The Hydropower Regulatory Efficiency Act of is a bill that was introduced into the United States House of Representatives of the th United States Congress on Janu It passed the House on Febru by a vote of President Obama signed the Act into law on August 9, The Bill is intended to change some of the regulations in the United States surrounding Acts amended: Public Utility Regulatory Policies Act of.

Also covered is the role of hydroelectric power in both a regulatory framework and within the context of the energy industry deregulation that has occurred in the US and other countries.

A simple dynamic model of a hydroelectric generating facility forms the basis for other models discussed.

The Federal Power Act (FPA) authorizes the Federal Energy Regulatory Commission (FERC) to issue hydropower licenses for non-federal projects. These licenses last for 30 to 50 years and usually place conditions on how the hydropower project should be operated.

FERC is led by a five-member Commission that oversees the generation of hydropower. On Novemthe Federal Energy Regulatory Commission (Commission) issued a Notice of Inquiry (NOI) to re-examine its policy on the length of hydroelectric license terms under the Federal Power Act.

The Commission’s NOI is a tacit admission that the existing policy has not been working successfully – at least as measured against the present Commission’s policy goals. Hydropower projects generate power valued at billions of dollars.

For projects located on federal lands, FERC is required to assess "reasonable annual charges" to use these lands. FERC agrees that fair market value is the most reasonable basis for assessing these charges.

This report examines FERC's annual charge system and the extent to which it reflects the federal lands' contributions to.The Federal Energy Regulatory Commission (FERC)—an independent fivemember commission appointed by the President and confirmed by the Senate—issues licenses to construct and operate many nonfederally owned hydropower projects, including located on federal lands.

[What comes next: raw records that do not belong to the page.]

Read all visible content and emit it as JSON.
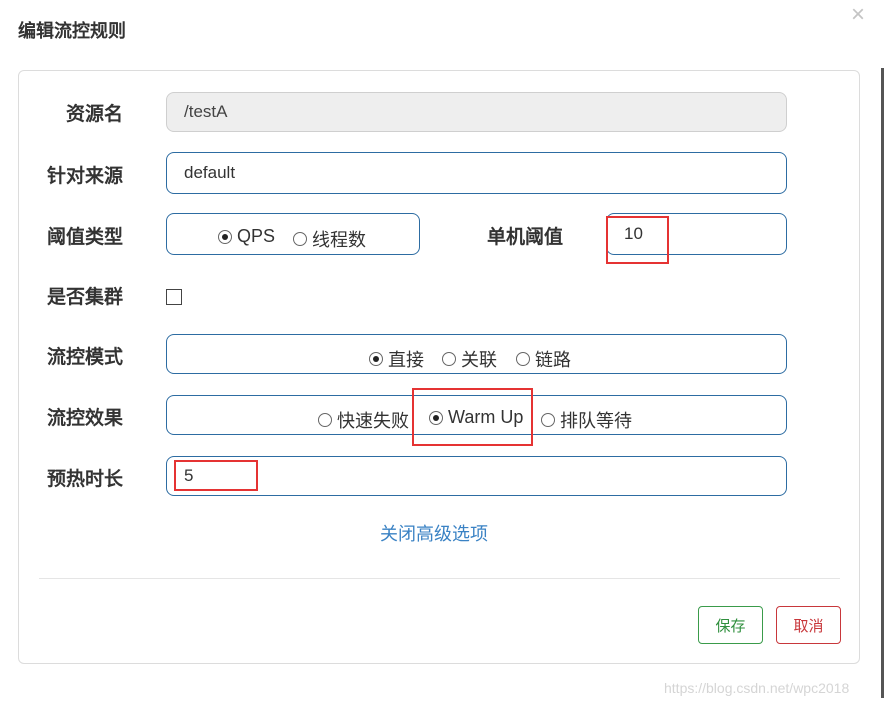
{
  "dialog": {
    "title": "编辑流控规则",
    "close_icon": "×"
  },
  "form": {
    "resource_label": "资源名",
    "resource_value": "/testA",
    "source_label": "针对来源",
    "source_value": "default",
    "threshold_type_label": "阈值类型",
    "threshold_type_options": [
      {
        "label": "QPS",
        "selected": true
      },
      {
        "label": "线程数",
        "selected": false
      }
    ],
    "single_threshold_label": "单机阈值",
    "single_threshold_value": "10",
    "cluster_label": "是否集群",
    "cluster_checked": false,
    "mode_label": "流控模式",
    "mode_options": [
      {
        "label": "直接",
        "selected": true
      },
      {
        "label": "关联",
        "selected": false
      },
      {
        "label": "链路",
        "selected": false
      }
    ],
    "effect_label": "流控效果",
    "effect_options": [
      {
        "label": "快速失败",
        "selected": false
      },
      {
        "label": "Warm Up",
        "selected": true
      },
      {
        "label": "排队等待",
        "selected": false
      }
    ],
    "warmup_label": "预热时长",
    "warmup_value": "5",
    "advanced_toggle": "关闭高级选项"
  },
  "footer": {
    "save_label": "保存",
    "cancel_label": "取消"
  },
  "watermark": "https://blog.csdn.net/wpc2018",
  "colors": {
    "input_border": "#2d6ca2",
    "highlight": "#e53333",
    "save": "#2f8f3d",
    "cancel": "#c8373b",
    "link": "#3a82c4"
  }
}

These projects generate electricity worth billions of dollars annuallyFederal Energy Regulatory Commission First Street, N.E. Washington, DC FERC Office of Energy Projects Douglas A. Sipe @ Michael McGehee [email protected]